> WHAT IS NEEDED
Nothing but the records, repeated word for word and free of pictures, belongs in the answer.

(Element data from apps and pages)
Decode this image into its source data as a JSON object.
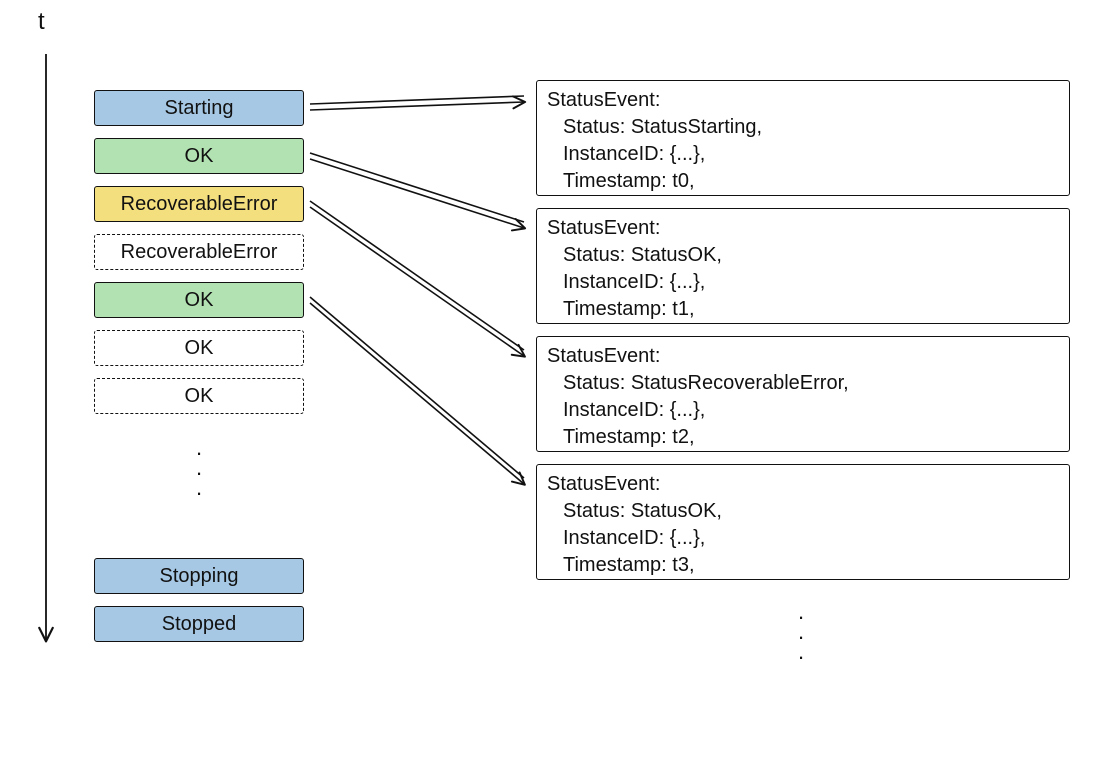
{
  "time_axis_label": "t",
  "statuses": [
    {
      "label": "Starting",
      "fill": "blue",
      "style": "solid",
      "emits": 0
    },
    {
      "label": "OK",
      "fill": "green",
      "style": "solid",
      "emits": 1
    },
    {
      "label": "RecoverableError",
      "fill": "yellow",
      "style": "solid",
      "emits": 2
    },
    {
      "label": "RecoverableError",
      "fill": "white",
      "style": "dashed",
      "emits": null
    },
    {
      "label": "OK",
      "fill": "green",
      "style": "solid",
      "emits": 3
    },
    {
      "label": "OK",
      "fill": "white",
      "style": "dashed",
      "emits": null
    },
    {
      "label": "OK",
      "fill": "white",
      "style": "dashed",
      "emits": null
    },
    {
      "label": "Stopping",
      "fill": "blue",
      "style": "solid",
      "emits": null
    },
    {
      "label": "Stopped",
      "fill": "blue",
      "style": "solid",
      "emits": null
    }
  ],
  "events": [
    {
      "title": "StatusEvent:",
      "status": "Status: StatusStarting,",
      "instance": "InstanceID: {...},",
      "ts": "Timestamp: t0,"
    },
    {
      "title": "StatusEvent:",
      "status": "Status: StatusOK,",
      "instance": "InstanceID: {...},",
      "ts": "Timestamp: t1,"
    },
    {
      "title": "StatusEvent:",
      "status": "Status: StatusRecoverableError,",
      "instance": "InstanceID: {...},",
      "ts": "Timestamp: t2,"
    },
    {
      "title": "StatusEvent:",
      "status": "Status: StatusOK,",
      "instance": "InstanceID: {...},",
      "ts": "Timestamp: t3,"
    }
  ],
  "colors": {
    "blue": "#a6c8e4",
    "green": "#b2e2b2",
    "yellow": "#f3df7e",
    "stroke": "#111111"
  }
}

> ANSWER BELOW
Decode this image into its source data as a JSON object.
{
  "time_axis_label": "t",
  "statuses": [
    {
      "label": "Starting",
      "fill": "blue",
      "style": "solid",
      "emits": 0
    },
    {
      "label": "OK",
      "fill": "green",
      "style": "solid",
      "emits": 1
    },
    {
      "label": "RecoverableError",
      "fill": "yellow",
      "style": "solid",
      "emits": 2
    },
    {
      "label": "RecoverableError",
      "fill": "white",
      "style": "dashed",
      "emits": null
    },
    {
      "label": "OK",
      "fill": "green",
      "style": "solid",
      "emits": 3
    },
    {
      "label": "OK",
      "fill": "white",
      "style": "dashed",
      "emits": null
    },
    {
      "label": "OK",
      "fill": "white",
      "style": "dashed",
      "emits": null
    },
    {
      "label": "Stopping",
      "fill": "blue",
      "style": "solid",
      "emits": null
    },
    {
      "label": "Stopped",
      "fill": "blue",
      "style": "solid",
      "emits": null
    }
  ],
  "events": [
    {
      "title": "StatusEvent:",
      "status": "Status: StatusStarting,",
      "instance": "InstanceID: {...},",
      "ts": "Timestamp: t0,"
    },
    {
      "title": "StatusEvent:",
      "status": "Status: StatusOK,",
      "instance": "InstanceID: {...},",
      "ts": "Timestamp: t1,"
    },
    {
      "title": "StatusEvent:",
      "status": "Status: StatusRecoverableError,",
      "instance": "InstanceID: {...},",
      "ts": "Timestamp: t2,"
    },
    {
      "title": "StatusEvent:",
      "status": "Status: StatusOK,",
      "instance": "InstanceID: {...},",
      "ts": "Timestamp: t3,"
    }
  ],
  "colors": {
    "blue": "#a6c8e4",
    "green": "#b2e2b2",
    "yellow": "#f3df7e",
    "stroke": "#111111"
  }
}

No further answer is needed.